Andover to: Newbury
I am blessed that this is the road I get to travel to work on every day. OK, most of the time I wimp-out and take the car, but on the bike, it puts a smile on my face. Here it is. As you leave Andover under Enham Arch you are tempted by a short stretch of dual carriageway interspersed with a couple of fast clearview roundabouts - get the tyres warmed up here. Give it a quick blast on the short stretch of open road between Andover and Enham, but watch out 'cos this road holds flood water for days after rain. Steady through Enham and don't be tempted to wind-it up too quickly 'cos the first right hander is tight. Now you can go. Into the dip and then into the forrest stretch (some nice twisties - watch out for pheasents and deer) before emerging high above Hurstbourne.
If the conditions are right and you are on the road early in the morning, you may now be given a real treat as you aften get a cloud inversion in the Valley below. It looks stunning as you descend from clear skies into mist. The drop into Hurstbourne is quite steep, over the bridge, lovely double-s (slow though and steady for villagers). As you come out of the village you get a clear view up the hill - wind it back here and burn-off the slowbies. Fast right hander at the top and then power on down the straight past Essebourne Manor. The next bit I find tricky. A sweeping downhill righ-hander through the forrest, followed by a moderatley tight lefty at the bottom. I don't know if its a slight unfavourable camber, or 'cos I've seen two many cars ploughing fields here, but that combo plays on my mind and I always tighten-up! Now a couple of fast bends and up and downy bits (good stuff) before a long up-hill straight through the trees (this looks stunning coming the other way). At the top, another combo, this time a lefty, followed by a down-hill right and then a fast left, before hitting the straight past the Yew Tree. Steady thro' Highclere, under the A34 and onwards into Newbury.
If you do this in reverse, watch out for speed-traps: (i) as you come out of Highclere and (ii) at the bottom of the hill as you enter Hurstbourne. Have fun. About 15 miles of it.
Evesham to: Moreton in Marsh
This section of the A44 includes Fish hill, a lovely twisting uphill with an overtaking lane for you to pass everyone else. Try it you\'ll go back.
Box Hill to: Further South

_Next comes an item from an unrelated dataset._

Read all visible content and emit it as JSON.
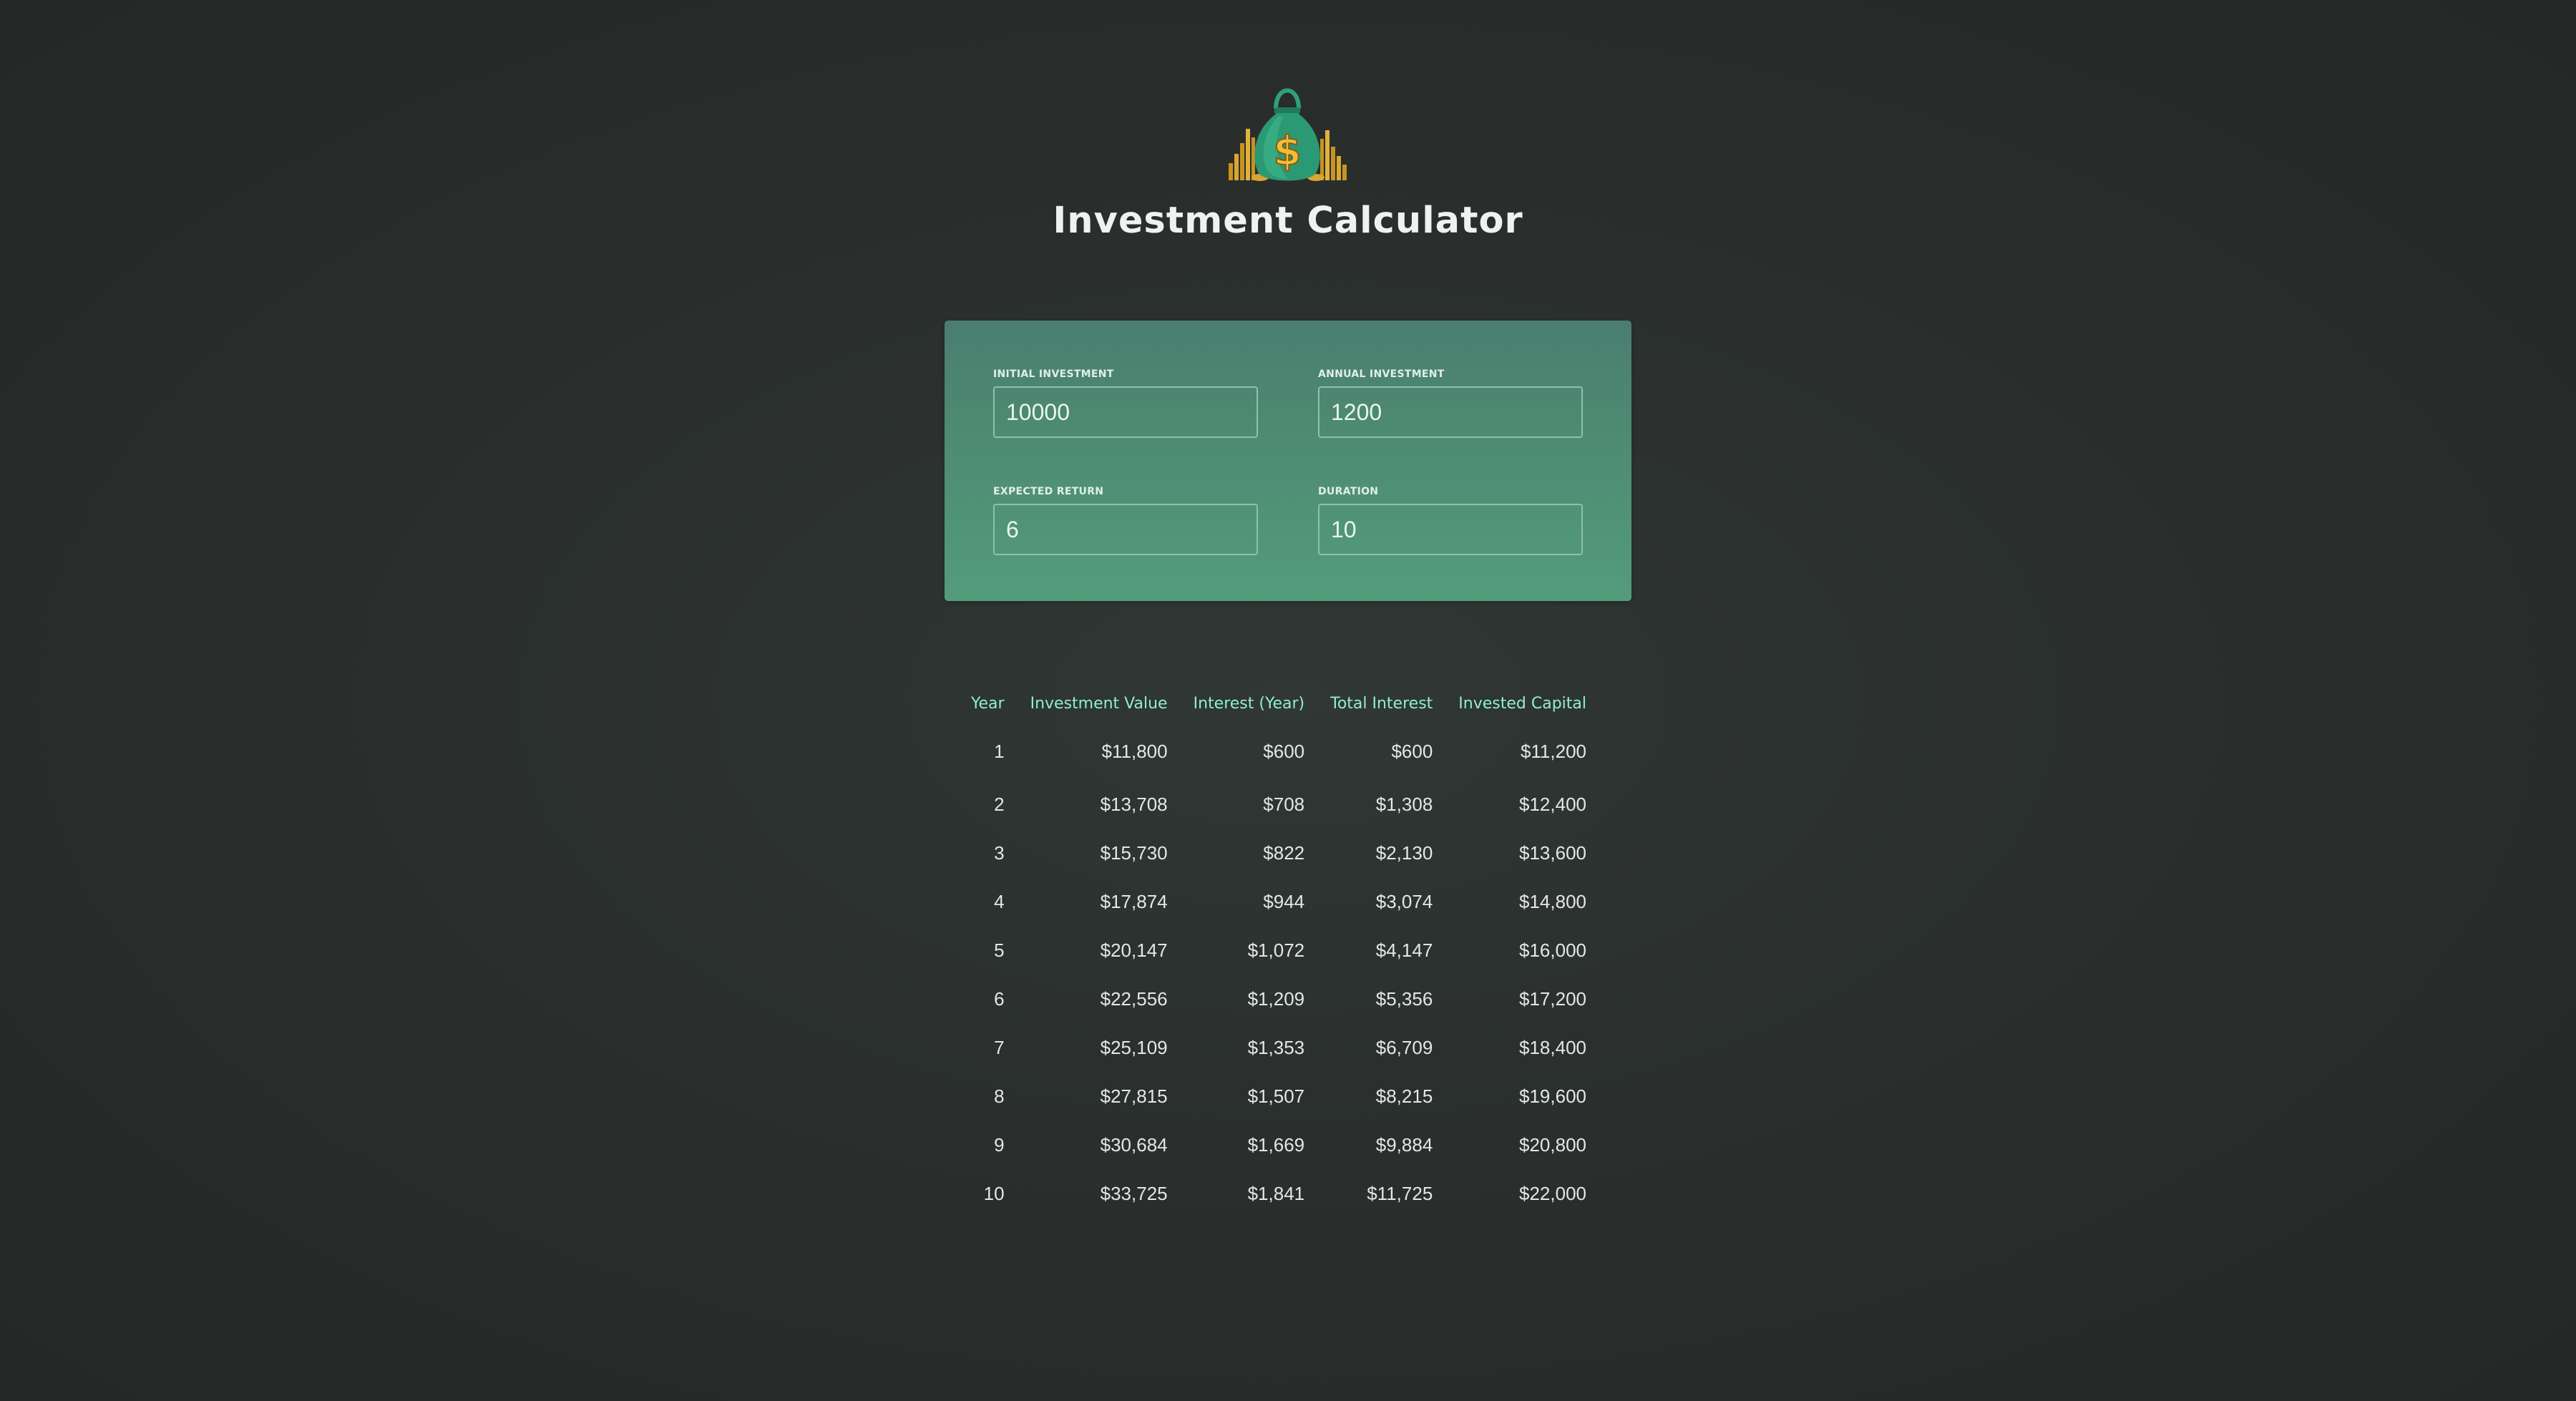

The section of the A24 from Capel to Horsham is notoriously scabby and poorly surfaced, which is fine if you want a challenge. HOwever there is serious local fury about it at the moment and any of the frequent accidents (car or bike) make (local) headline news. There is going to be resurfacing and re-engineering of this section in a few months, so wait. The alternative route is along the A29 (Roman Stane Street) which is a sublime road. Please resist the temptation to perfect your rolling mile speed tests along the Ockley straight, as you'll probably run into my mum coming out of the hairdressers. Or someone coming out of one of the four pubs- all good. Just down the road (Signs to Okewood Hill) is the Punchbowl, an excellent pub. The A29 gives good access to the As 281 and 272, both lovely. Yours Will (Is he local, Tubs?)

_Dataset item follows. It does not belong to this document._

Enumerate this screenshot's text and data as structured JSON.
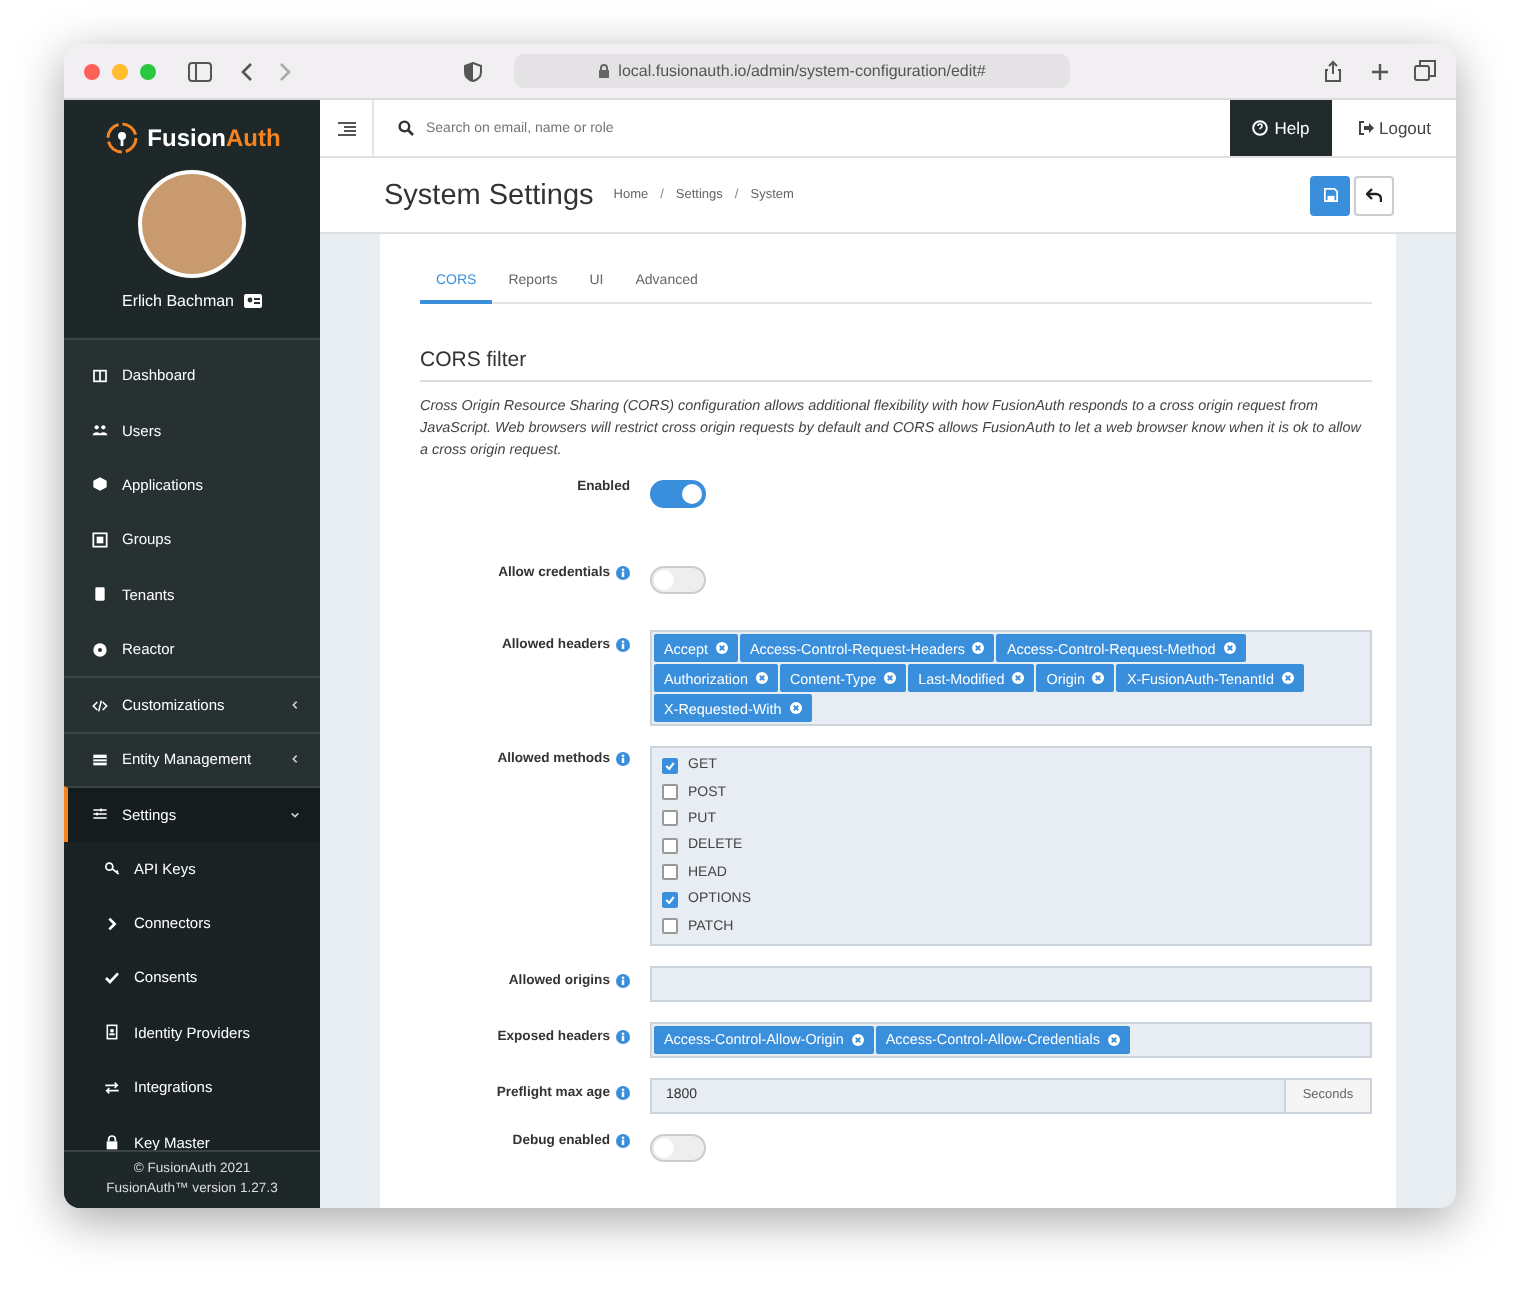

Dunoon to: Dunoon via Strachur -circular route
The Dunoon circular route is 68.2 miles, offering an excellent challenge of diverse driving conditions, gradients and cambers. Try this out, you won't be disappointed.
The Strachur to Dunoon stretch is a particularly fast section of road. Catch the Western Ferry from Gourock ( 0141 332 9766 ) to Dunoon. On arrival, drive north west across the B836 as if heading for Otter Ferry but take the south route A8003 to Tighnabruaich. Continue south, then follow the road north to Otter Ferry, with its lovely pebble beach and little harbour. Continue north on the B8000 to Strachur.
Finally, to complete the circle, head south from Strachur back to Dunoon on the A815. The Strachur to Dunoon section is pretty fast going and a fantastic stretch of road. Unsurpassed scenery with plenty of restaurants, hotels and a few camping sites dotted here and there. A particularly good one is situated on the banks of Loch Eck which runs parallel with the A815 for several miles. Interestingly, if arriving at Strachur this way (from Dunoon) you can head on north up to the Highlands via via Oban for Fort William, or turn east to visit the Trossachs as both routes comprise excellent roads and world class scenery.
The routes on this site are licensed under a Creative Commons Attribution-NoDerivs 2.5 License.